posted by mdn at 9:04 PM on June 8, 2002


I still don't see how this would keep our country from becoming an aristocracy, mdn. All taxes have loopholes, and the super rich can get around them anyway, the death tax is one people take special care to avoid (as well they should). Warren Buffet, and George Soros, and other mealy mouthed billionaires say 'oh no, we should keep the estate tax, it's good for the country', when in reality those bastards don't have to worry for a second about the estate tax, they have their wills carefully planned to avoid it. Even if they could not avoid it, their heirs would still be rolling in money. The person that gets screwed over is the middle class heir who inherits a piece of property which has been in the family for years (this is not your simple farming example). Lets say the property was worth $1 million.

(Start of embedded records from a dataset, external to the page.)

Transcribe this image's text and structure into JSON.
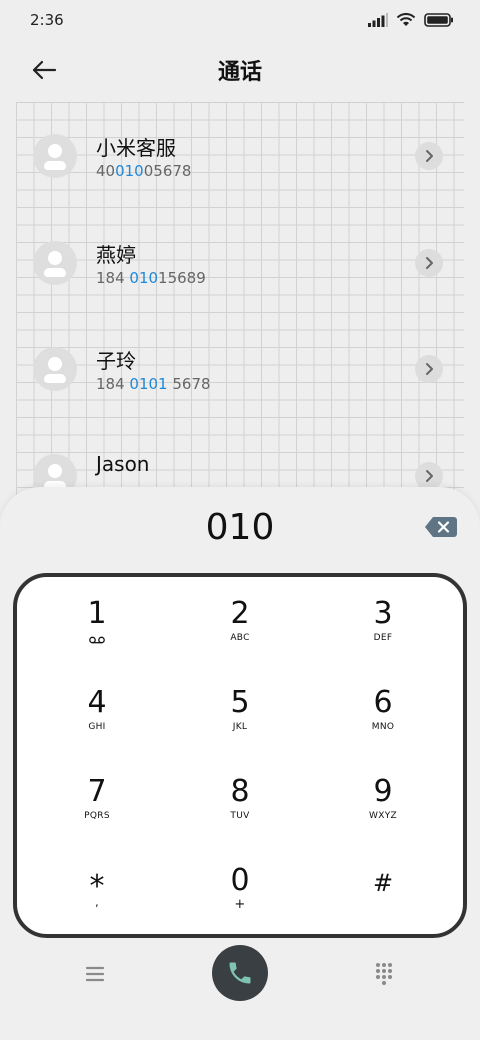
{
  "status_bar": {
    "time": "2:36",
    "icons": [
      "signal-icon",
      "wifi-icon",
      "battery-icon"
    ]
  },
  "header": {
    "title": "通话",
    "back_icon": "arrow-left-icon"
  },
  "contacts": [
    {
      "name": "小米客服",
      "number_parts": [
        "40",
        "010",
        "05678"
      ]
    },
    {
      "name": "燕婷",
      "number_parts": [
        "184 ",
        "010",
        "15689"
      ]
    },
    {
      "name": "子玲",
      "number_parts": [
        "184 ",
        "0101",
        " 5678"
      ]
    },
    {
      "name": "Jason",
      "number_parts": [
        "",
        "",
        ""
      ]
    }
  ],
  "dialer": {
    "input": "010",
    "keys": [
      {
        "digit": "1",
        "letters": ""
      },
      {
        "digit": "2",
        "letters": "ABC"
      },
      {
        "digit": "3",
        "letters": "DEF"
      },
      {
        "digit": "4",
        "letters": "GHI"
      },
      {
        "digit": "5",
        "letters": "JKL"
      },
      {
        "digit": "6",
        "letters": "MNO"
      },
      {
        "digit": "7",
        "letters": "PQRS"
      },
      {
        "digit": "8",
        "letters": "TUV"
      },
      {
        "digit": "9",
        "letters": "WXYZ"
      },
      {
        "digit": "*",
        "letters": ","
      },
      {
        "digit": "0",
        "letters": "+"
      },
      {
        "digit": "#",
        "letters": ""
      }
    ]
  },
  "colors": {
    "highlight": "#1e88d8",
    "call_button": "#3a3f43",
    "call_icon": "#7fc4b2",
    "keypad_border": "#333333"
  }
}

The highest level of the estate tax is 60%. So, after they inherit the land, they now owe the glorious federal government $600,000. Sure, if they can sell the land for $1 million, they'll get $400,000 when its all said and done. But what the family really wanted was not money, but the land which had belonged to them for decades. Many families are forced to sell their inherited assets just to cover the tax. This isn't just the family farm, but the family business, or the family home, that takes a hit.

But of course their kids haven't done anything to deserve it except be born; all this scenario would do is give each generation a level playing field.

I don't care if you think it would never work, the very idea itself is repulsive. Who are you to say their children do not deserve their money? Who are you to say what is done with it? Since when did any of you have the moral authority to tell a parent how much of his lifesavings he can pass on to his or her children? Who deserves it more than whoever the owner says should have it? You? The government? If so, why? I have yet to see one good reason, except for a few ridiculous assumptions that anyone who inherits anything is undeserving, and some mind numbingly stupid generalizations about 'deserving', and 'level playing fields.' This attempt at justifying theft is preposterous, pathetic, and infuriating.
posted by insomnyuk at 11:07 PM on June 8, 2002


Let's say a kid inherits enough money so that she never has to work. It's assumed here that the kid becomes a lazy, unproductive, good-for-nothing. I imagine that would be true in some cases, but would it not also be true in some cases that she would want to do something productive with her life? Isn't that really a more likely scenario? Not having to work to solely earn money would give this kid the option of becoming an artist, a health worker, a diplomat, a pastor, an educator, etc.
posted by mikegre at 6:15 AM on June 9, 2002


It's not a "pork party," it's a pork producer exposition. It is for people who distribute pork, not necessarily celebrating the fact that we have pork. Producers from around the world come to Des Moines to see new technology, equipment and also offers seminars.
posted by Kevin Sanders at 10:27 AM on June 9, 2002


Producers from around the world come to Des Moines to see new technology, equipment and also offers seminars.

Sounds like a party to me! Woo hoo!
posted by ljromanoff at 2:03 PM on June 9, 2002


« Older Electronic Arts censors Taiwan...  |  what would you be able to do t... Newer »


This thread has been archived and is closed to new comments